Yangon: Aung Thaw was a teenager when he joined Myanmar’s armed forces, which seized power in 1962 and led a promising Asian nation into half a century of poverty, isolation and fear.
Now 59, he has a new mission as deputy minister of defense: explaining why the military intends to retain a dominant role in a fragile new era of democratic reform.
In a two-hour interview with Reuters, the first by a leader of the armed forces with the international media since Myanmar’s historic reforms began last year, Aung Thaw depicted the military as both architect and guardian of his country’s embryonic democracy.
That’s why the military has no plans to give up its presence in parliament, he said, where its unelected delegates occupy a quarter of the seats. Nor will the military apologise for its violent suppressions of pro-democracy protests in 1988 and 2007 that led to crippling Western sanctions.
“The government is leading the democratisation,” said Aung Thaw. “The Defense Services are pro-actively participating in the process.”
The military will also retain a leading role in Myanmar’s economy through its holding companies, according to the firms, which are among the country’s biggest commercial enterprises.
Aung Thaw’s comments came ahead of Barack Obama’s visit to Myanmar on November 19, the first by a serving US president to the country also known as Burma.
The generals’ reluctance to loosen their grip on power and acknowledge past abuses raises fundamental questions for this strategic country at Asia’s crossroads: Can Myanmar be reborn after decades of dictatorship without the military itself also undergoing profound change? And is the United States too quickly embracing the generals?
“When there is genocide in Darfur,” said President Obama in his Nobel Peace Prize acceptance speech in 2009, “systematic rape in Congo, repression in Burma — there must be consequences.” Three years later, the United States is rewarding Myanmar’s once-reviled military by granting it observer status at next year’s Cobra Gold war games in Thailand. The exercises form part of Washington’s strategic “pivot” to Asia to counter the growing influence of China, traditional patron of Myanmar’s former junta.
Myanmar’s emergence from authoritarianism has been compared to the Arab Spring, but the trigger wasn’t street protests. The opening was stage-managed by retired generals such as Thein Sein, whose dramatic reforms cleared the way for an engagement with the West and a suspension in sanctions. A government now dominated by former generals has begun repairing a dysfunctional economy with foreign expertise and investment.
Since taking power in March 2011, Thein Sein’s quasi-civilian government has relaxed censorship, allowed street protests and held a by-election that put Suu Kyi into parliament. In return, the west has suspended most sanctions, while Japan has promised up to $21 billion in aid and investment. Foreign investors are pouring into one of the world’s last frontier markets.

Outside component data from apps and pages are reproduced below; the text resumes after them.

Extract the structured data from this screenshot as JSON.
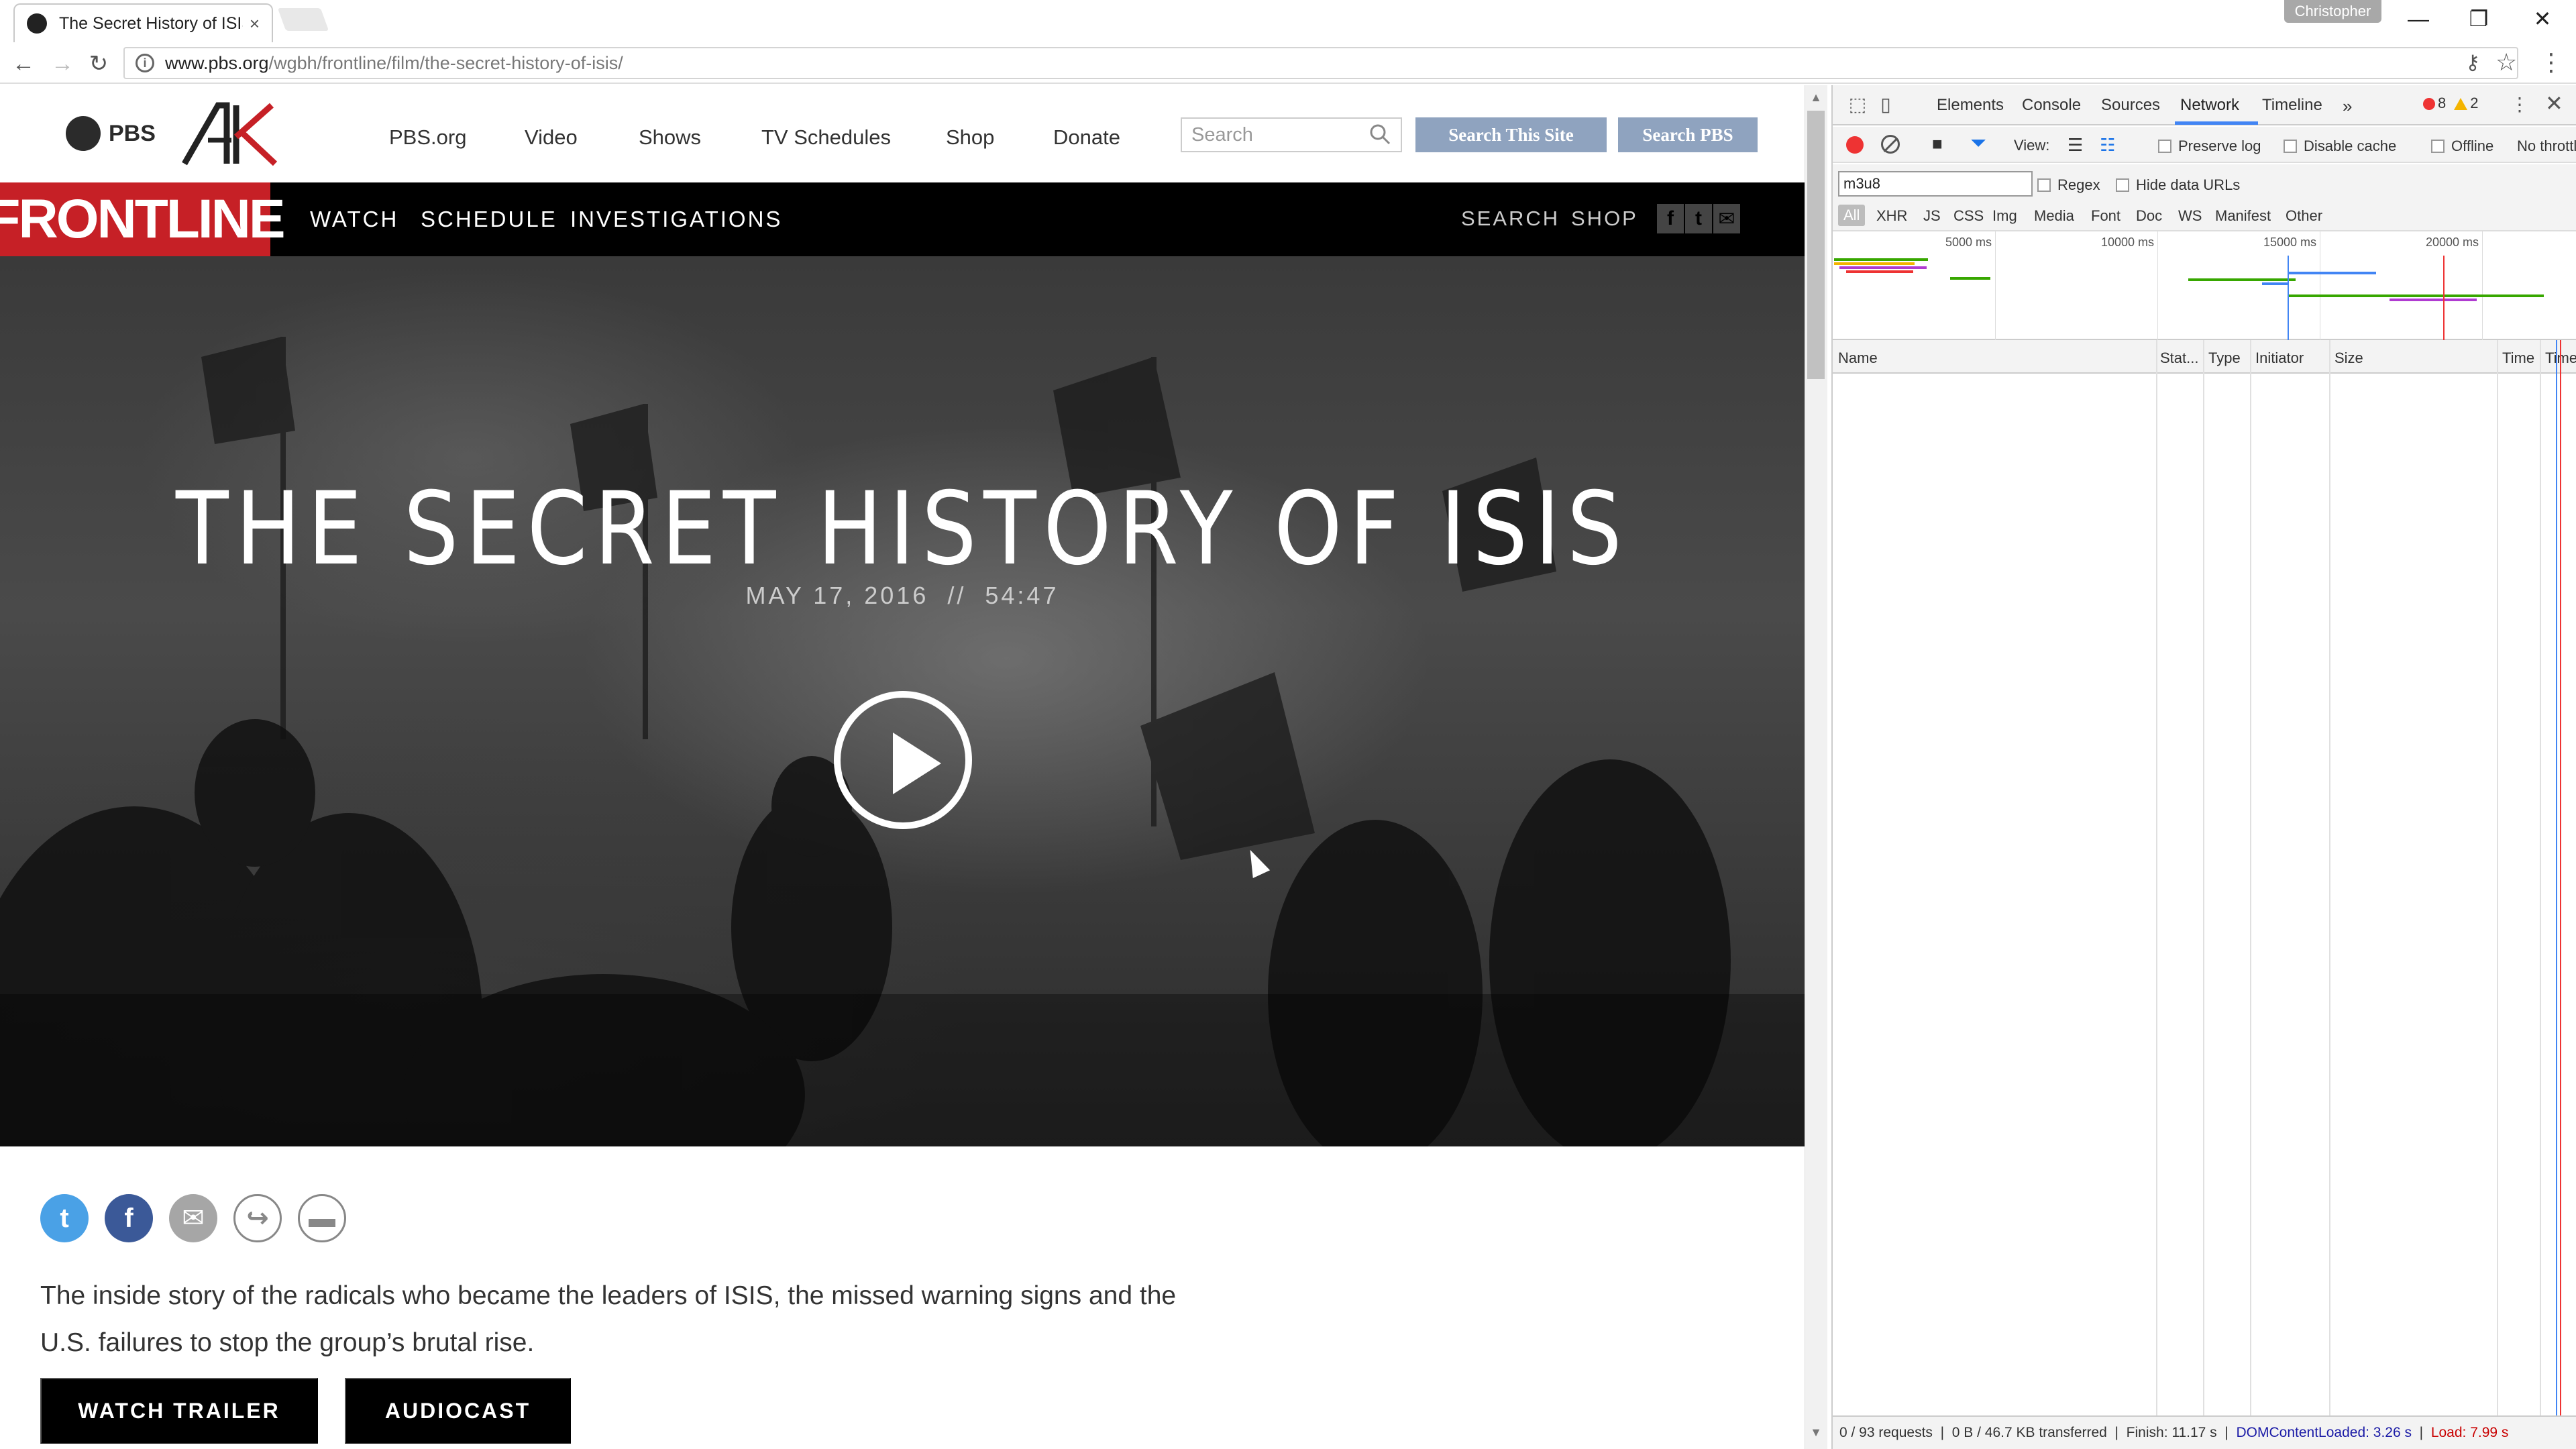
{
  "browser": {
    "tab_title": "The Secret History of ISIS",
    "tab_close": "×",
    "profile_name": "Christopher",
    "window_controls": {
      "minimize": "—",
      "maximize": "❐",
      "close": "✕"
    },
    "url_host": "www.pbs.org",
    "url_path": "/wgbh/frontline/film/the-secret-history-of-isis/",
    "icons": {
      "back": "←",
      "forward": "→",
      "reload": "↻",
      "info": "i",
      "key": "⚷",
      "star": "☆",
      "menu": "⋮"
    }
  },
  "pbs_header": {
    "logo_text": "PBS",
    "nav": [
      "PBS.org",
      "Video",
      "Shows",
      "TV Schedules",
      "Shop",
      "Donate"
    ],
    "search_placeholder": "Search",
    "search_site_button": "Search This Site",
    "search_pbs_button": "Search PBS"
  },
  "frontline_nav": {
    "logo": "FRONTLINE",
    "items": [
      "WATCH",
      "SCHEDULE",
      "INVESTIGATIONS"
    ],
    "right_items": [
      "SEARCH",
      "SHOP"
    ],
    "social": [
      "f",
      "t",
      "✉"
    ]
  },
  "hero": {
    "title": "THE SECRET HISTORY OF ISIS",
    "date": "MAY 17, 2016",
    "separator": "//",
    "duration": "54:47"
  },
  "share": {
    "twitter": "t",
    "facebook": "f",
    "email": "✉",
    "forward": "↪",
    "comment": "▬"
  },
  "description": "The inside story of the radicals who became the leaders of ISIS, the missed warning signs and the U.S. failures to stop the group’s brutal rise.",
  "buttons": {
    "trailer": "WATCH TRAILER",
    "audiocast": "AUDIOCAST"
  },
  "devtools": {
    "tabs": [
      "Elements",
      "Console",
      "Sources",
      "Network",
      "Timeline"
    ],
    "active_tab": "Network",
    "more": "»",
    "error_count": "8",
    "warning_count": "2",
    "kebab": "⋮",
    "close": "✕",
    "view_label": "View:",
    "preserve_log": "Preserve log",
    "disable_cache": "Disable cache",
    "offline": "Offline",
    "throttling": "No throttling",
    "filter_value": "m3u8",
    "regex": "Regex",
    "hide_data_urls": "Hide data URLs",
    "types": [
      "All",
      "XHR",
      "JS",
      "CSS",
      "Img",
      "Media",
      "Font",
      "Doc",
      "WS",
      "Manifest",
      "Other"
    ],
    "overview_ticks": [
      "5000 ms",
      "10000 ms",
      "15000 ms",
      "20000 ms"
    ],
    "columns": [
      "Name",
      "Stat...",
      "Type",
      "Initiator",
      "Size",
      "Time",
      "Time"
    ],
    "status": {
      "requests": "0 / 93 requests",
      "transferred": "0 B / 46.7 KB transferred",
      "finish": "Finish: 11.17 s",
      "dom_content_loaded": "DOMContentLoaded: 3.26 s",
      "load": "Load: 7.99 s",
      "sep": "|"
    },
    "colors": {
      "accent": "#4285f4",
      "record": "#ee3333"
    }
  }
}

The military, however, has remained practically a law unto itself, its power and privileges enshrined in a 2008 constitution drafted by the former junta. Fears persist that hardliners may emerge to stall or roll back the reforms.
The generals have long insisted the reforms were the culmination of their “roadmap to democracy” announced nearly a decade ago. However, the country remains shaken by the 1988 pro-democracy protests, when thousands of unarmed protesters were killed or injured by soldiers and Suu Kyi was placed under house arrest, where she would remain for 15 of the next 21 years.
Although the military has so far refused to acknowledge the suffering it caused and faces no institutions powerful enough to compel it to account for its past history, there are signs that things are changing.
The annual intake of cadets at the junta’s training academy has halved to about 1,000. In the past, cadets had little access to the outside world, said an officer, who spoke on condition of anonymity. Mobile phones, the internet and personal computers were banned. Today, cadets can surf the web and bring their own laptops, although mobile phones remain forbidden.
There is also the issue of the recruitment of child soldiers, which the defence ministry has promised end. On September 3, the military discharged 42 underage recruits at a Yangon ceremony attended by UN and international aid agencies. Activists say many child recruits remain in military service.
So there is still a long way to go. Inside the academy, requests to interview cadets and soldiers were turned down. In another remnant of Myanmar’s recent past, plainclothes agents trailed reporters until they had left town.